— Listed entries —
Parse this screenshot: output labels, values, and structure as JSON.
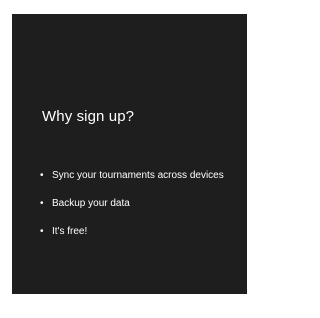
{
  "signup_info": {
    "title": "Why sign up?",
    "reasons": [
      {
        "text": "Sync your tournaments across devices"
      },
      {
        "text": "Backup your data"
      },
      {
        "text": "It's free!"
      }
    ]
  },
  "colors": {
    "panel_background": "#1e1e1e",
    "page_background": "#ffffff",
    "text": "#ffffff"
  },
  "icons": {
    "bullet": "bullet-icon"
  }
}
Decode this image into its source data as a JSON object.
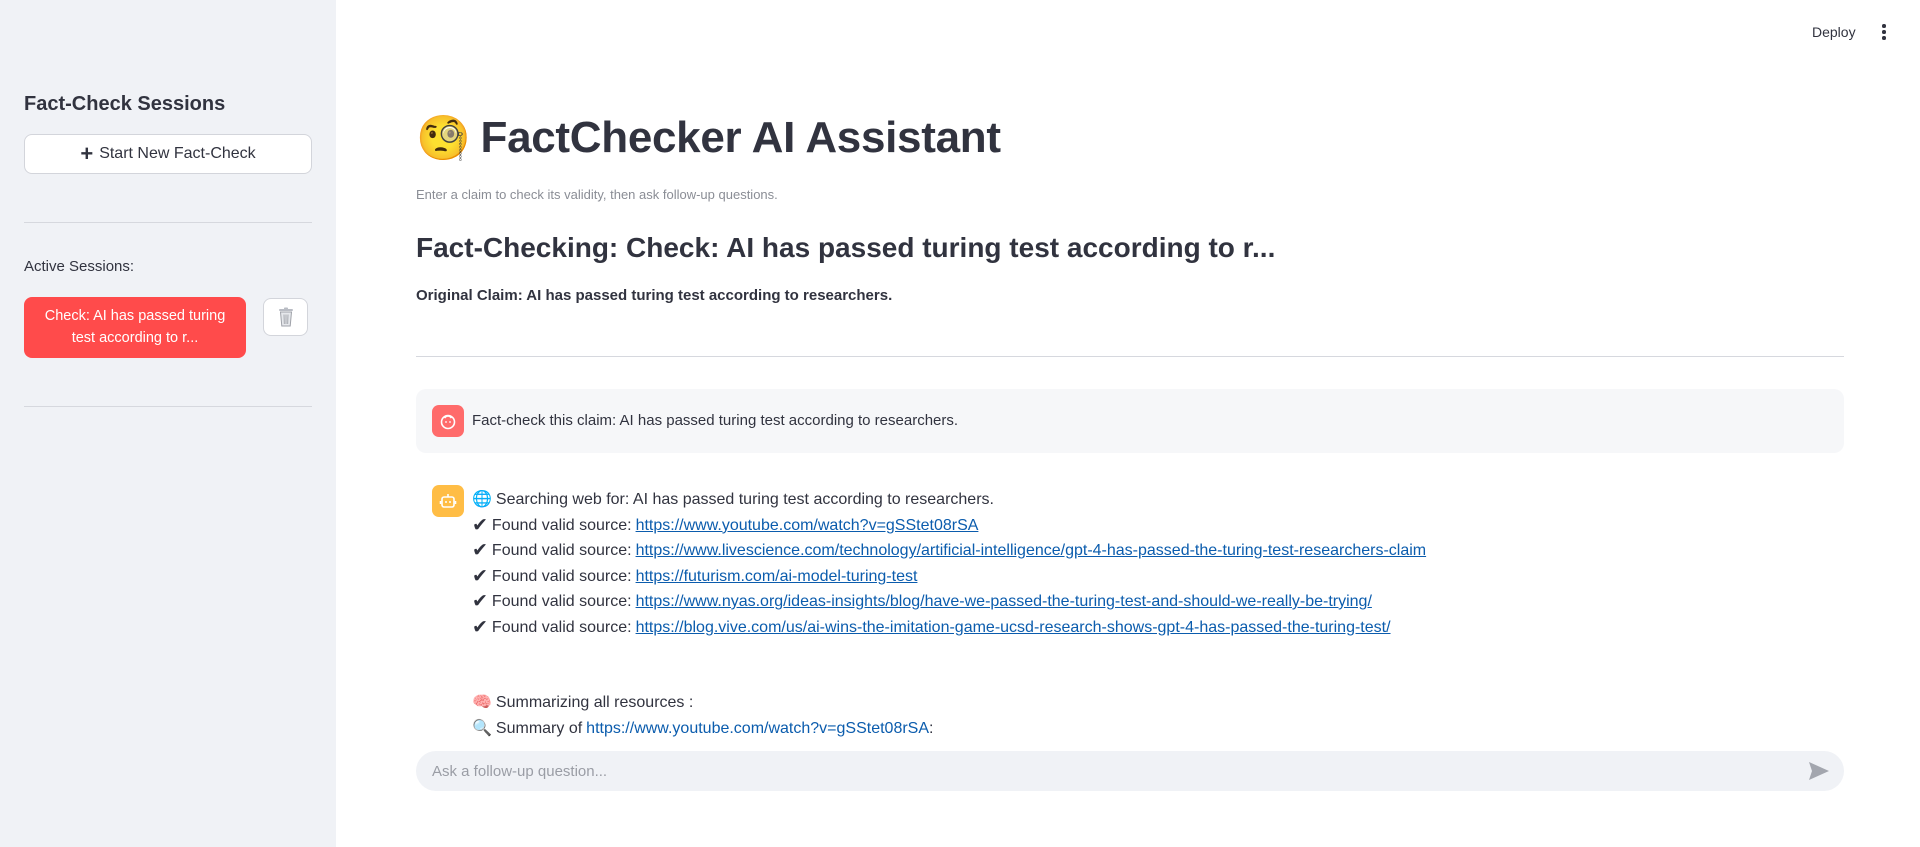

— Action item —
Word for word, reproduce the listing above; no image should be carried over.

— Answer box —
Parse this screenshot: output labels, values, and structure as JSON.
{
  "signup_info": {
    "title": "Why sign up?",
    "reasons": [
      {
        "text": "Sync your tournaments across devices"
      },
      {
        "text": "Backup your data"
      },
      {
        "text": "It's free!"
      }
    ]
  },
  "colors": {
    "panel_background": "#1e1e1e",
    "page_background": "#ffffff",
    "text": "#ffffff"
  },
  "icons": {
    "bullet": "bullet-icon"
  }
}
Decode this image into its source data as a JSON object.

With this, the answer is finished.